The Pakistani contempt for the Baloch people is evident in the way they have used Balochistan - not the Punjab - as their nuclear testing ground, staging atomic tests at Chagai. Since then, there have been an unusually high number of deaths of livestock and nomads, and a significant increase in skin diseases and physical deformities in new-born infants.
The West’s attitude towards the plight of the Baloch is less than honourable. Because Britain and the United States want Pakistan as an ally in the so-called “war on terror,” they have armed Pakistan and acquiesced with its suppression of the Baloch people. This is foolish, as well as unprincipled.
Pakistan’s war against Balochistan is strengthening the position of the Taliban, who have exploited the unstable, strife-ridden situation to establish bases and influence in the region. From these bases, the Taliban terrorise the mostly more liberal, secular Baloch people and enforce the Talibanisation of Balochistan. They are also increasingly using these Baloch base areas to launch terrorist bombings in cities across Pakistan.

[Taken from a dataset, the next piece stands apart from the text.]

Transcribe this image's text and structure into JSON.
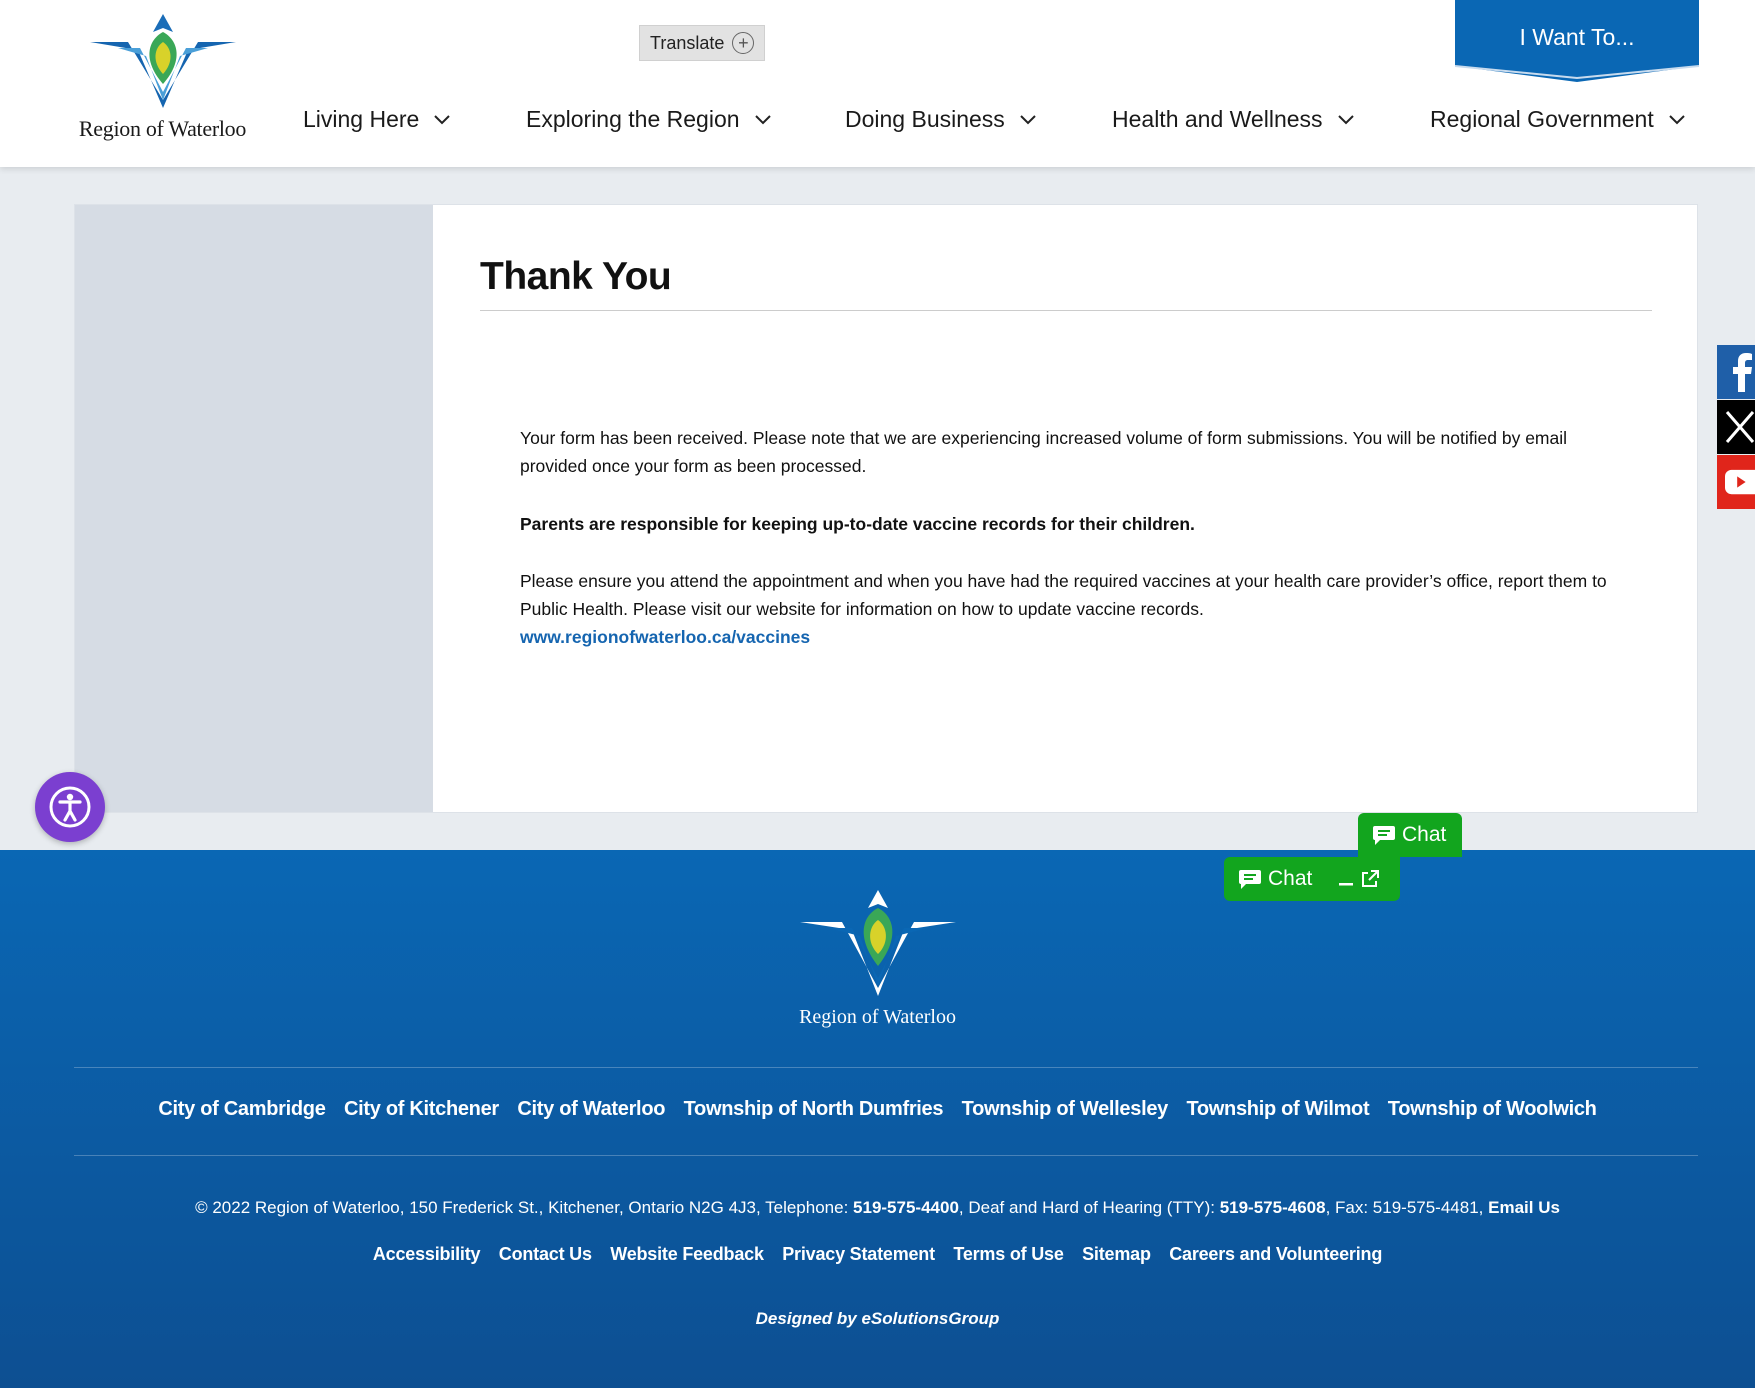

The Pakistani military often tolerates the Taliban, on the grounds that its presence acts as a second force to crush the Baloch people and weaken their struggle for independence. In other words, the Taliban are used as a proxy force by Islamabad.
The bases in Balochistan are also hide-outs from where Taliban fighters mount military operations to overthrow the flawed but democratically-elected government of Afghanistan. This campaign to usurp power in Kabul and reimpose a fundamentalist regime seems to be taking place with the tacit collusion of the Pakistani military and intelligence services. They are talking no serious action to stop the Taliban using Balochistan as a base for their Islamist war against democracy and human rights in Afghanisatan.
If Britain and the US want to strike a blow against the Taliban and fundamentalism, they should seek an end Pakistan’s repression in Balochistan and support the Baloch people’s right to self-determination. Baloch secular nationalism could act as a powerful bulwark against the Talibanisation of the country, which ultimately threatens all the people of Pakistan – and the wider region.
Whether self-determination means the restoration of independence or full regional autonomy within a federal Pakistan is a matter for the Baloch people. The best way to resolve this issue would be for the government of Pakistan to authorise an internationally supervised and monitored referendum to allow the people of Balochistan to freely and democratically determine their own future. The Baloch people, like all people everywhere, have a right to self-determination, democracy, human rights and social justice.
To learn more about Peter Tatchell’s human rights campaigns, see here: www.petertatchell.net
Further articles on the oppression of the Baloch people:
Balochistan mourns 60 years of Pakistani annexation and occupation – August 2007
Pakistan launches another military offensive – December 2007
More Pakistani military raids in Balochistan – February 2008
Baluch leader Akhtar Mengal remains in prison on trumped up charges – March 2008
Pakistan army burns Baloch prisoners alive – August 2008